**TASK BRIEF**
Scan the records for "درآمد". Report each line that includes it.

**DATA LISTING**
######

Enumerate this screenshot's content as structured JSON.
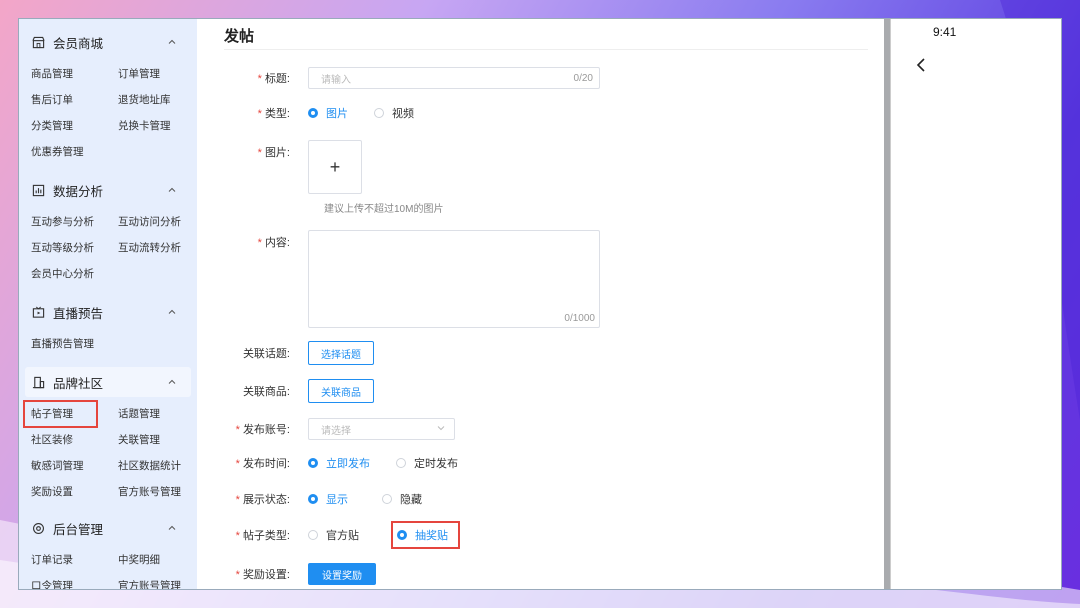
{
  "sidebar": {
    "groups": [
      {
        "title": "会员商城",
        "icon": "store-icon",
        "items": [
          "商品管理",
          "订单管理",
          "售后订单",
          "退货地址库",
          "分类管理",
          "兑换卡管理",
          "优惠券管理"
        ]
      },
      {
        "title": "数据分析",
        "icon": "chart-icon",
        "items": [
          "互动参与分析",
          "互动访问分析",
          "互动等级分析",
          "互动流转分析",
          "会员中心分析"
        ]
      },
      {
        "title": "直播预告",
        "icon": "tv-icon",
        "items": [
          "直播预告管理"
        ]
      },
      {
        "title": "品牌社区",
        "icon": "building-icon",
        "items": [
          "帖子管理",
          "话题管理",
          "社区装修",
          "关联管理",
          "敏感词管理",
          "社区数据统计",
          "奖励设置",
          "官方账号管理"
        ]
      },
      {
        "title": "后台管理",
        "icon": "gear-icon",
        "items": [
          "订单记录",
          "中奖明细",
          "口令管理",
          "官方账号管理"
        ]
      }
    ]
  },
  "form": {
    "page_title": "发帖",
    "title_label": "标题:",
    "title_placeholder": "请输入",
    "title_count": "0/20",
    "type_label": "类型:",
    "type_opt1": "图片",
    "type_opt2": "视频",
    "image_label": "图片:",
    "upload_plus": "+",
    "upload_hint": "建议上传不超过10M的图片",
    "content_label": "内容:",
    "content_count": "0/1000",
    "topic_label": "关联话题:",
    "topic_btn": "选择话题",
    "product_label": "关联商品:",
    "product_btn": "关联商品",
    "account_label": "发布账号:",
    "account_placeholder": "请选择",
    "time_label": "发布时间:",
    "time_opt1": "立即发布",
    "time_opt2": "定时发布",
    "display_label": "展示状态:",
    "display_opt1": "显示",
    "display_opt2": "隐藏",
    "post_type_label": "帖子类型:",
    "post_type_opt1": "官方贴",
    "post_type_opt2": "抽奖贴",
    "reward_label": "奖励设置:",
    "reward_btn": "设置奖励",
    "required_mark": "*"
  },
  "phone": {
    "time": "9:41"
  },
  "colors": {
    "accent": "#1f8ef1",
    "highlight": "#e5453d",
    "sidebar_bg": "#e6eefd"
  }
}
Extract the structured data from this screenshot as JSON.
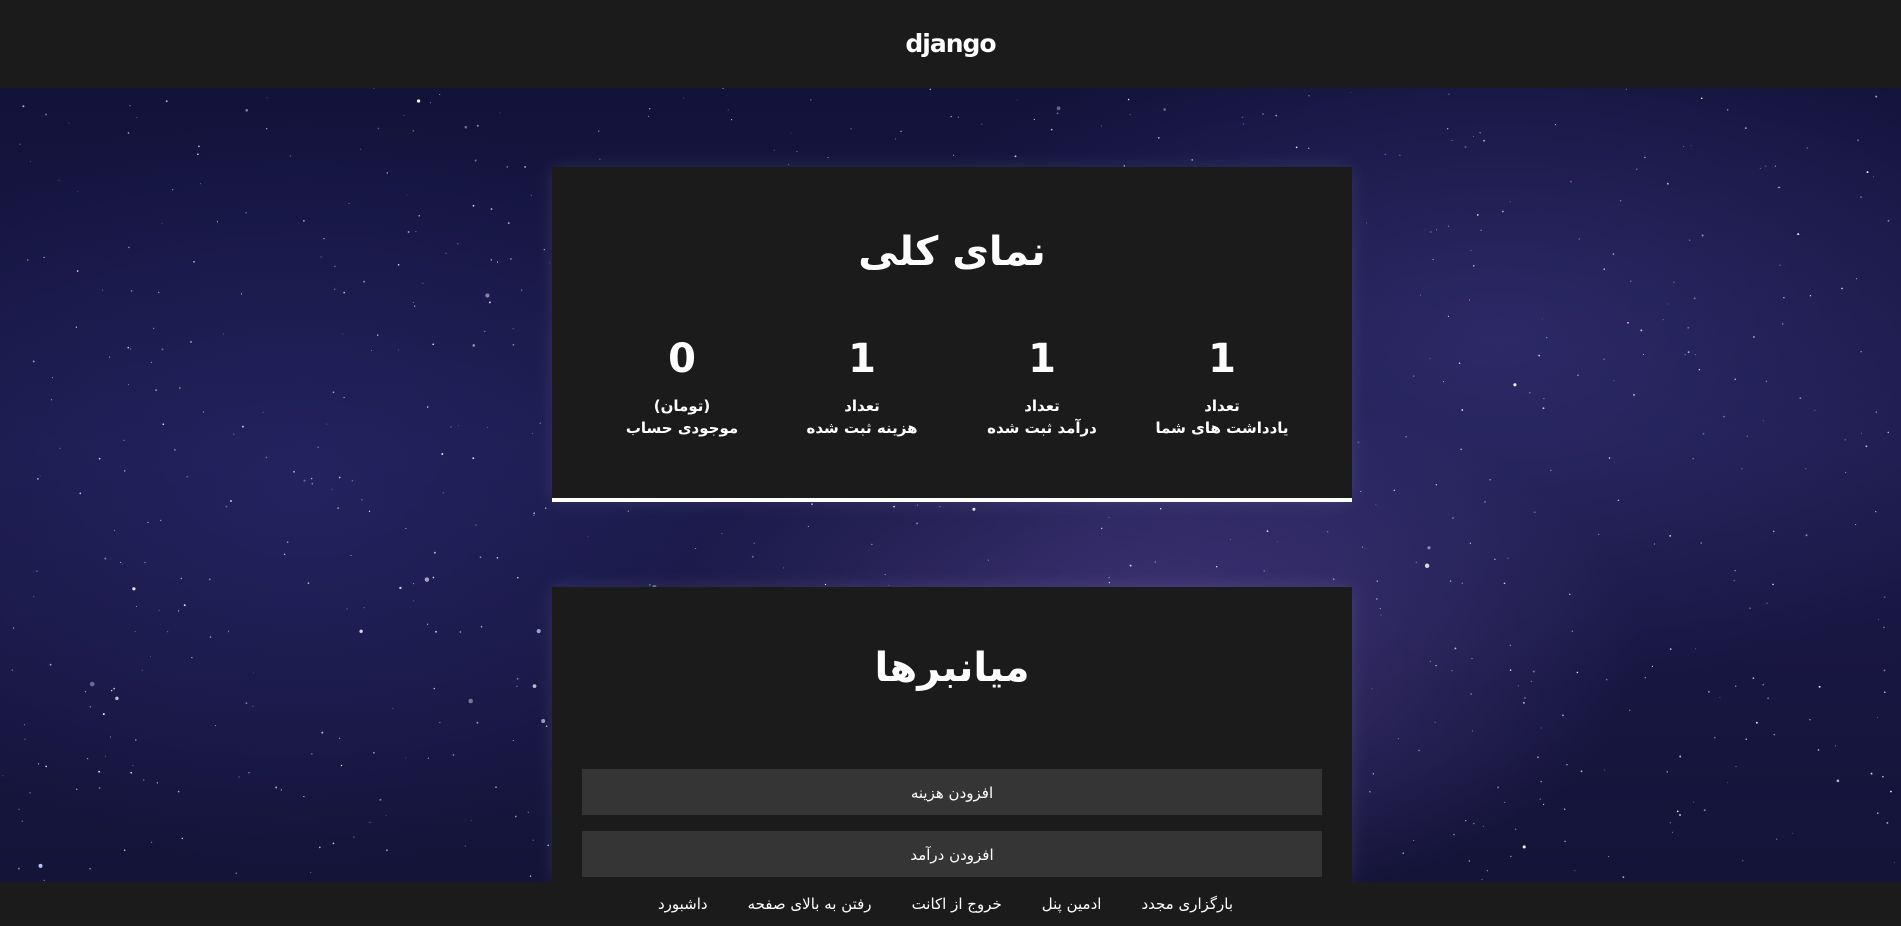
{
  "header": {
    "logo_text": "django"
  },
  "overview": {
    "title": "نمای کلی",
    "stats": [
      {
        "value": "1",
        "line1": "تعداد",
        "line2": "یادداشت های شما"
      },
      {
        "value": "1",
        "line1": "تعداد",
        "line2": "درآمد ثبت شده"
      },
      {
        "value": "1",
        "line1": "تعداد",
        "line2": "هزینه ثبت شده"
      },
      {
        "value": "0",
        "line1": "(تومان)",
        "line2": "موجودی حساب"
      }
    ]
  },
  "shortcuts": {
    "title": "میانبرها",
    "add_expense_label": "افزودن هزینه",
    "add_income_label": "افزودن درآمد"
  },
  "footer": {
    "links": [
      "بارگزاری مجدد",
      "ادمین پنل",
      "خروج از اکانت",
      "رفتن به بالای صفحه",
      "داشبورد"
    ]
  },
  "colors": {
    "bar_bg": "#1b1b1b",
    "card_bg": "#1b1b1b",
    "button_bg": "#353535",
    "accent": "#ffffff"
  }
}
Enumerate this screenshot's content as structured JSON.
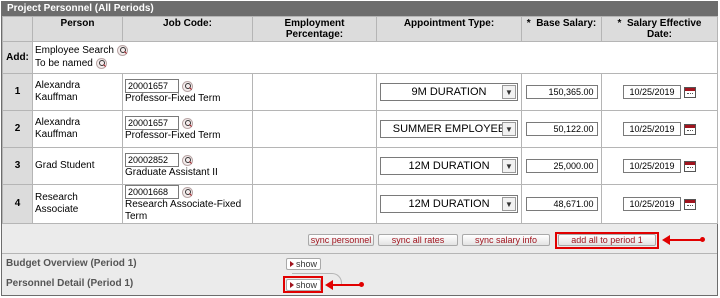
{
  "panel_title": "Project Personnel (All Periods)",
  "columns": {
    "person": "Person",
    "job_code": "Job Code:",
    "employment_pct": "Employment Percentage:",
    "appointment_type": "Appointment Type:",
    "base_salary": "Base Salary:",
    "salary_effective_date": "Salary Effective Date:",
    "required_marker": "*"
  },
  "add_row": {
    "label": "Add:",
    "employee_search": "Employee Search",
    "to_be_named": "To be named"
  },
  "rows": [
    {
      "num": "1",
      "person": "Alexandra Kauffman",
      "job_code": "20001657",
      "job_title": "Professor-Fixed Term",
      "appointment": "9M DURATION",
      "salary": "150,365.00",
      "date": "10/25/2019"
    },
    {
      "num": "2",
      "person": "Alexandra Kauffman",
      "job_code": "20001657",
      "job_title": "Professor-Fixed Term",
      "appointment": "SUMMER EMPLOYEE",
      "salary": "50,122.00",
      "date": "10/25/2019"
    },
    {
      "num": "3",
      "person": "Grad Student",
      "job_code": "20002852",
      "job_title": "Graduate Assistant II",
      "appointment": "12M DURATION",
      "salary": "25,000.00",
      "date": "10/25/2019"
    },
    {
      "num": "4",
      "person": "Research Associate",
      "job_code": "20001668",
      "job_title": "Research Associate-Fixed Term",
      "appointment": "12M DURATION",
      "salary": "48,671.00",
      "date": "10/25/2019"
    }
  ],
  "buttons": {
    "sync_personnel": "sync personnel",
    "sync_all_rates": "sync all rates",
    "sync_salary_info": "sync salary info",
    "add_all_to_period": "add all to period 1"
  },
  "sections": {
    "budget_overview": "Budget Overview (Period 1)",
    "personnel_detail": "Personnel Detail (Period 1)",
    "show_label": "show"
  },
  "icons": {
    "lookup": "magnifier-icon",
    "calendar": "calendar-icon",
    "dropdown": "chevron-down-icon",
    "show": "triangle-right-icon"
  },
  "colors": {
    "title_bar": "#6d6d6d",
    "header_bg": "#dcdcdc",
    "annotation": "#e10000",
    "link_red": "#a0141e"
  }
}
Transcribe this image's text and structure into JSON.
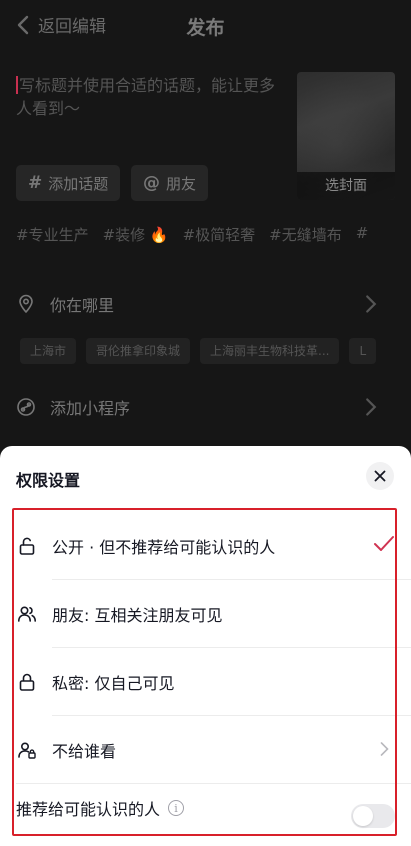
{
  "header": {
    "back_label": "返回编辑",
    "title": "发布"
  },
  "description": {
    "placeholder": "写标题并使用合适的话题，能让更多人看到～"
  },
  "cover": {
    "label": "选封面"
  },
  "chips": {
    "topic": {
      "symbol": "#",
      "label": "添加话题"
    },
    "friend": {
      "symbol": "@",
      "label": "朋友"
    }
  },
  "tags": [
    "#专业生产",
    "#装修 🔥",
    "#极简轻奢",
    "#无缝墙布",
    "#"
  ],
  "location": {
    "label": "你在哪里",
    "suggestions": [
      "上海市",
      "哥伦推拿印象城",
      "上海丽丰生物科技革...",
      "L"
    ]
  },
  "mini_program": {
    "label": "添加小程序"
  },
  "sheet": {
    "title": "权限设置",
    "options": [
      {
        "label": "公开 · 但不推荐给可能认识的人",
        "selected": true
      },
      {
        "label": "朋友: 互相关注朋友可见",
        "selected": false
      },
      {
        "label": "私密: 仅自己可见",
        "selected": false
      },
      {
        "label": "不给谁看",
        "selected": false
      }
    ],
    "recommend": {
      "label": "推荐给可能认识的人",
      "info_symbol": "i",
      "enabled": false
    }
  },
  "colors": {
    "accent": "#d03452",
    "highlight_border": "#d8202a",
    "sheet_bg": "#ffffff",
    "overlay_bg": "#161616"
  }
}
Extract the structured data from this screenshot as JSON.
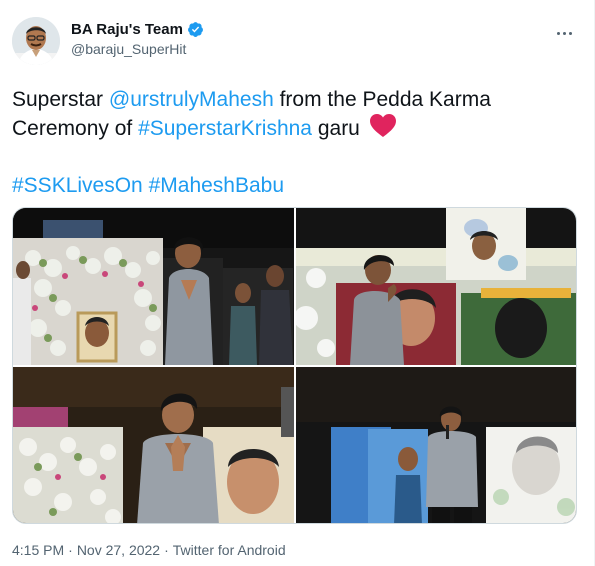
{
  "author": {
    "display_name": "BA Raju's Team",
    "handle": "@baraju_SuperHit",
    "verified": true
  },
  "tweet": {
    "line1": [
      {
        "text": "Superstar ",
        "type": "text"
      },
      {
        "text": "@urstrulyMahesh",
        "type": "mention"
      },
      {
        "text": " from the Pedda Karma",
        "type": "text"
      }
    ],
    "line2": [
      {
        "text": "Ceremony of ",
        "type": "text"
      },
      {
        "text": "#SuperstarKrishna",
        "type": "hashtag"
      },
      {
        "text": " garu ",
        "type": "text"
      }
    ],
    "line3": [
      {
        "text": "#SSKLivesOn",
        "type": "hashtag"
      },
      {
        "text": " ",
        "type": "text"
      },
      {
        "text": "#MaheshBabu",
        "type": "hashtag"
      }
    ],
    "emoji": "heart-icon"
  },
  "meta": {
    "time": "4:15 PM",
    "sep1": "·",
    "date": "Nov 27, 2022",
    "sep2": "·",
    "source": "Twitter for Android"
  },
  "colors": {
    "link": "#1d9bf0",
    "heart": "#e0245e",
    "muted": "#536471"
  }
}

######

**RESPONSE**
        "line2": "درآمد ثبت شده"
    "add_income_label": "افزودن درآمد"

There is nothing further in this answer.